To get a sense of how business and human resources strategy might impact decisions about competency applications, the research team had asked participating companies to state their primary business strategy objectives, how their HR strategies support these objectives and the intended purpose of implementing competency-based applications.
A Review of the Data
Following is a summary of specific findings identified by data collected from 217 organizations that filled out the primary questionnaire for this study:
- A variety of HR strategies are identified that best support business strategies. Respondents identified from the list that appears in Figure 9 (above) the three most important human resources strategies that best support their broader business strategy. It is common for respondents to use these strategies in combination. Again, while many of these strategies are generic, they show the human resources context in which competency models are being created.The most frequently cited human resources strategies are:
- creating awareness and understanding of the need for change in business
- enhancing work-force skill levels
- improving teamwork/coordination, increasing the link between pay and performance
- reinforcing corporate values/strategy/culture.
For manufacturing respondents, the top strategies are creating awareness of the need for change and improving teamwork/coordination. Among service respondents, the top strategies are reinforcing corporate values/strategy/culture, enhancing work-force skill levels, and increasing the link between pay and performance.
• HR and business strategies are not strongly linked. Respondents indicated how well their human resources strategies support their broader business strategists. Given that HR and business strategies should be linked, it is interesting to note that less than one-third of respondents see their human resources strategy as strongly linked to business strategy. (See Figure 10 below)
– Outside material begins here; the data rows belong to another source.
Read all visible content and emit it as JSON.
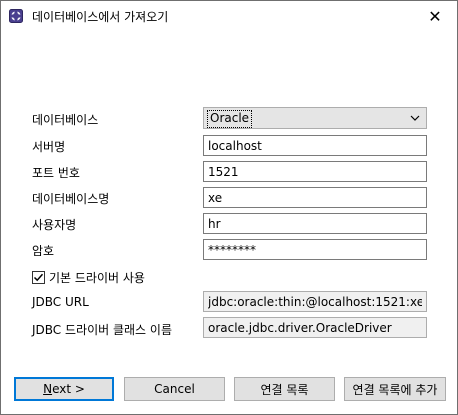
{
  "window": {
    "title": "데이터베이스에서 가져오기",
    "close_glyph": "✕"
  },
  "form": {
    "database": {
      "label": "데이터베이스",
      "value": "Oracle"
    },
    "server": {
      "label": "서버명",
      "value": "localhost"
    },
    "port": {
      "label": "포트 번호",
      "value": "1521"
    },
    "dbname": {
      "label": "데이터베이스명",
      "value": "xe"
    },
    "user": {
      "label": "사용자명",
      "value": "hr"
    },
    "password": {
      "label": "암호",
      "value": "********"
    },
    "default_driver": {
      "label": "기본 드라이버 사용",
      "checked": true
    },
    "jdbc_url": {
      "label": "JDBC URL",
      "value": "jdbc:oracle:thin:@localhost:1521:xe"
    },
    "driver_class": {
      "label": "JDBC 드라이버 클래스 이름",
      "value": "oracle.jdbc.driver.OracleDriver"
    }
  },
  "buttons": {
    "next_mnemonic": "N",
    "next_rest": "ext >",
    "cancel": "Cancel",
    "connection_list": "연결 목록",
    "add_to_list": "연결 목록에 추가"
  },
  "colors": {
    "default_button_border": "#0078d7",
    "button_bg": "#e1e1e1",
    "readonly_bg": "#f0f0f0"
  },
  "icons": {
    "app": "app-icon",
    "close": "close-icon",
    "dropdown": "chevron-down-icon",
    "check": "checkmark-icon"
  }
}
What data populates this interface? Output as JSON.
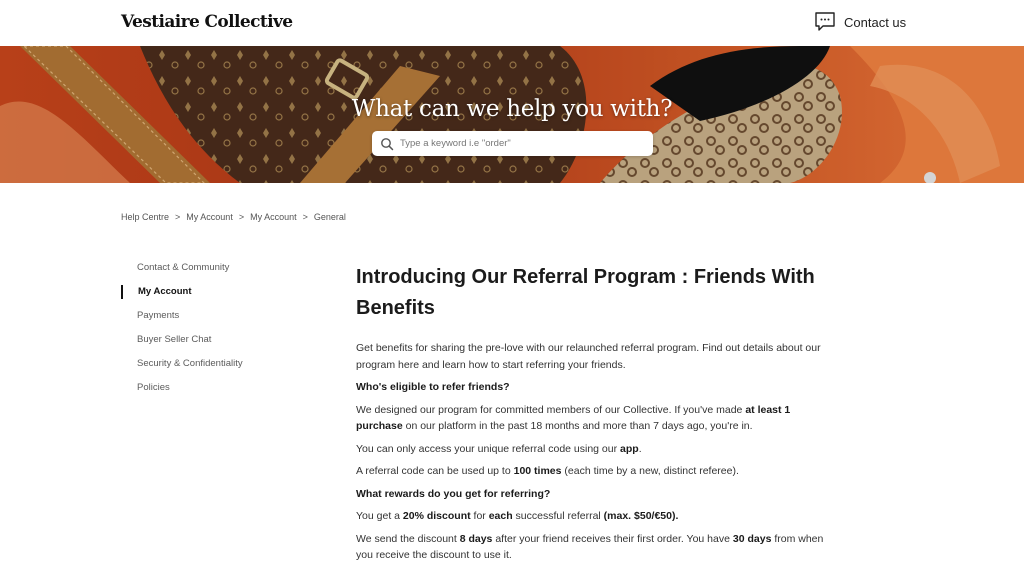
{
  "header": {
    "logo": "Vestiaire Collective",
    "contact_label": "Contact us"
  },
  "hero": {
    "title": "What can we help you with?",
    "search_placeholder": "Type a keyword i.e \"order\""
  },
  "breadcrumb": [
    "Help Centre",
    "My Account",
    "My Account",
    "General"
  ],
  "sidebar": {
    "items": [
      {
        "label": "Contact & Community",
        "active": false
      },
      {
        "label": "My Account",
        "active": true
      },
      {
        "label": "Payments",
        "active": false
      },
      {
        "label": "Buyer Seller Chat",
        "active": false
      },
      {
        "label": "Security & Confidentiality",
        "active": false
      },
      {
        "label": "Policies",
        "active": false
      }
    ]
  },
  "article": {
    "title": "Introducing Our Referral Program : Friends With Benefits",
    "intro": "Get benefits for sharing the pre-love with our relaunched referral program. Find out details about our program here and learn how to start referring your friends.",
    "q1": "Who's eligible to refer friends?",
    "p1": {
      "a": "We designed our program for committed members of our Collective. If you've made ",
      "b": "at least 1 purchase",
      "c": " on our platform in the past 18 months and more than 7 days ago, you're in."
    },
    "p2": {
      "a": "You can only access your unique referral code using our ",
      "b": "app",
      "c": "."
    },
    "p3": {
      "a": "A referral code can be used up to ",
      "b": "100 times",
      "c": " (each time by a new, distinct referee)."
    },
    "q2": "What rewards do you get for referring?",
    "p4": {
      "a": "You get a ",
      "b": "20% discount",
      "c": " for ",
      "d": "each",
      "e": " successful referral ",
      "f": "(max. $50/€50)."
    },
    "p5": {
      "a": "We send the discount ",
      "b": "8 days",
      "c": " after your friend receives their first order. You have ",
      "d": "30 days",
      "e": " from when you receive the discount to use it."
    }
  },
  "colors": {
    "hero_orange": "#e0642d",
    "text_dark": "#1b1b1b",
    "text_muted": "#5b5b5b"
  },
  "icons": {
    "contact": "chat-bubble-icon",
    "search": "magnifier-icon"
  }
}
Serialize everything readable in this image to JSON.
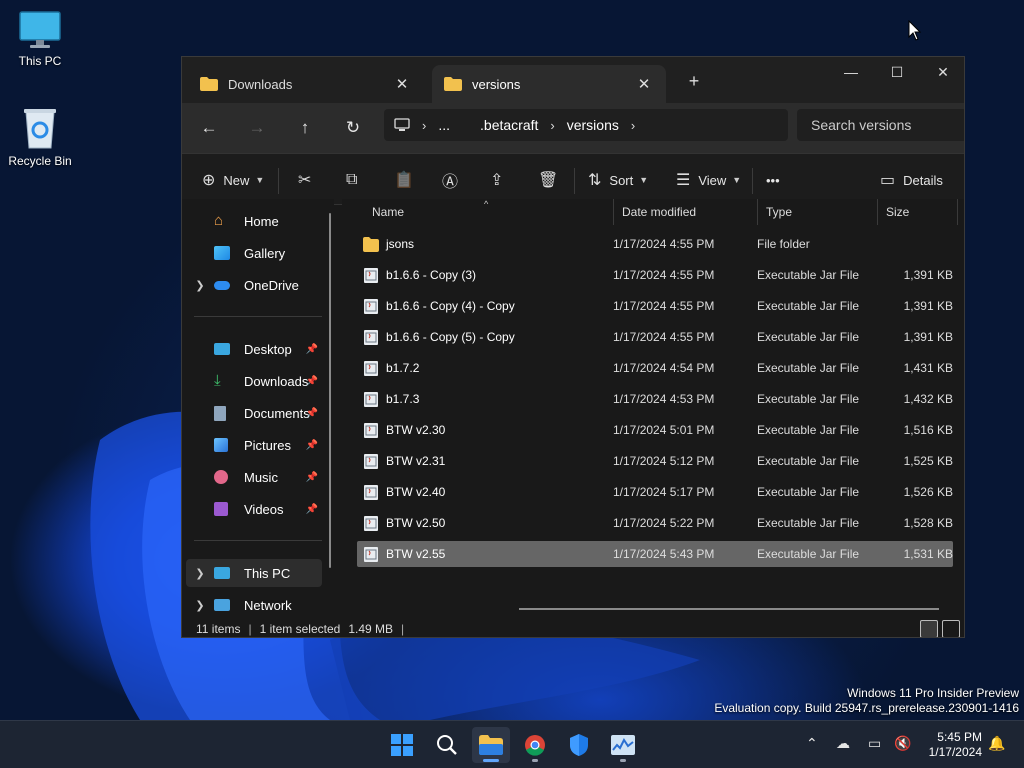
{
  "desktop": {
    "icons": [
      {
        "label": "This PC",
        "icon": "monitor-icon"
      },
      {
        "label": "Recycle Bin",
        "icon": "recycle-bin-icon"
      }
    ],
    "watermark_line1": "Windows 11 Pro Insider Preview",
    "watermark_line2": "Evaluation copy. Build 25947.rs_prerelease.230901-1416"
  },
  "window": {
    "tabs": [
      {
        "label": "Downloads",
        "active": false
      },
      {
        "label": "versions",
        "active": true
      }
    ],
    "controls": {
      "minimize": "—",
      "maximize": "☐",
      "close": "✕"
    },
    "breadcrumb": [
      "...",
      ".betacraft",
      "versions"
    ],
    "search_placeholder": "Search versions",
    "commands": {
      "new": "New",
      "sort": "Sort",
      "view": "View",
      "more": "•••",
      "details": "Details"
    },
    "sidebar": {
      "top": [
        {
          "label": "Home",
          "icon": "home-icon"
        },
        {
          "label": "Gallery",
          "icon": "gallery-icon"
        },
        {
          "label": "OneDrive",
          "icon": "cloud-icon"
        }
      ],
      "quick": [
        {
          "label": "Desktop",
          "icon": "desktop-icon"
        },
        {
          "label": "Downloads",
          "icon": "download-icon"
        },
        {
          "label": "Documents",
          "icon": "documents-icon"
        },
        {
          "label": "Pictures",
          "icon": "pictures-icon"
        },
        {
          "label": "Music",
          "icon": "music-icon"
        },
        {
          "label": "Videos",
          "icon": "videos-icon"
        }
      ],
      "bottom": [
        {
          "label": "This PC",
          "icon": "monitor-icon"
        },
        {
          "label": "Network",
          "icon": "network-icon"
        }
      ]
    },
    "columns": {
      "name": "Name",
      "date": "Date modified",
      "type": "Type",
      "size": "Size"
    },
    "files": [
      {
        "name": "jsons",
        "date": "1/17/2024 4:55 PM",
        "type": "File folder",
        "size": "",
        "kind": "folder"
      },
      {
        "name": "b1.6.6 - Copy (3)",
        "date": "1/17/2024 4:55 PM",
        "type": "Executable Jar File",
        "size": "1,391 KB",
        "kind": "jar"
      },
      {
        "name": "b1.6.6 - Copy (4) - Copy",
        "date": "1/17/2024 4:55 PM",
        "type": "Executable Jar File",
        "size": "1,391 KB",
        "kind": "jar"
      },
      {
        "name": "b1.6.6 - Copy (5) - Copy",
        "date": "1/17/2024 4:55 PM",
        "type": "Executable Jar File",
        "size": "1,391 KB",
        "kind": "jar"
      },
      {
        "name": "b1.7.2",
        "date": "1/17/2024 4:54 PM",
        "type": "Executable Jar File",
        "size": "1,431 KB",
        "kind": "jar"
      },
      {
        "name": "b1.7.3",
        "date": "1/17/2024 4:53 PM",
        "type": "Executable Jar File",
        "size": "1,432 KB",
        "kind": "jar"
      },
      {
        "name": "BTW v2.30",
        "date": "1/17/2024 5:01 PM",
        "type": "Executable Jar File",
        "size": "1,516 KB",
        "kind": "jar"
      },
      {
        "name": "BTW v2.31",
        "date": "1/17/2024 5:12 PM",
        "type": "Executable Jar File",
        "size": "1,525 KB",
        "kind": "jar"
      },
      {
        "name": "BTW v2.40",
        "date": "1/17/2024 5:17 PM",
        "type": "Executable Jar File",
        "size": "1,526 KB",
        "kind": "jar"
      },
      {
        "name": "BTW v2.50",
        "date": "1/17/2024 5:22 PM",
        "type": "Executable Jar File",
        "size": "1,528 KB",
        "kind": "jar"
      },
      {
        "name": "BTW v2.55",
        "date": "1/17/2024 5:43 PM",
        "type": "Executable Jar File",
        "size": "1,531 KB",
        "kind": "jar",
        "selected": true
      }
    ],
    "status": {
      "items": "11 items",
      "selected": "1 item selected",
      "size": "1.49 MB"
    }
  },
  "taskbar": {
    "clock_time": "5:45 PM",
    "clock_date": "1/17/2024"
  },
  "colors": {
    "accent": "#60a5fa",
    "folder": "#f2c14e",
    "selection": "#666666"
  }
}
• Competency-based applications focus behavior. Respondents indicated how competency-based HR applications are intended to best support their organizations business objectives. The three most frequently cited expectations are that competencies will enable the company to communicate desired behaviors, raise the competency level of all employees and emphasize people capabilities that lead to competitive advantage. These also constitute the most popular combination of responses, with 6% of all respondents choosing all three. (Figure 11)
When asked to comment on the effectiveness of competency-based programs in achieving their expectations, a substantial majority of respondents said it was too early to render an opinion. In fact, few respondents have quantitative measures of effectiveness. However, early indicators suggest that competency-based applications are helping organizations achieve their primary business objectives. This is particularly true for respondents with applications in place for one year or more. Within this group, competencies are clearly viewed as having a positive effect on achieving the three most desired results mentioned above.
What do you think? What has been the effectiveness of competency-based applications in your organization?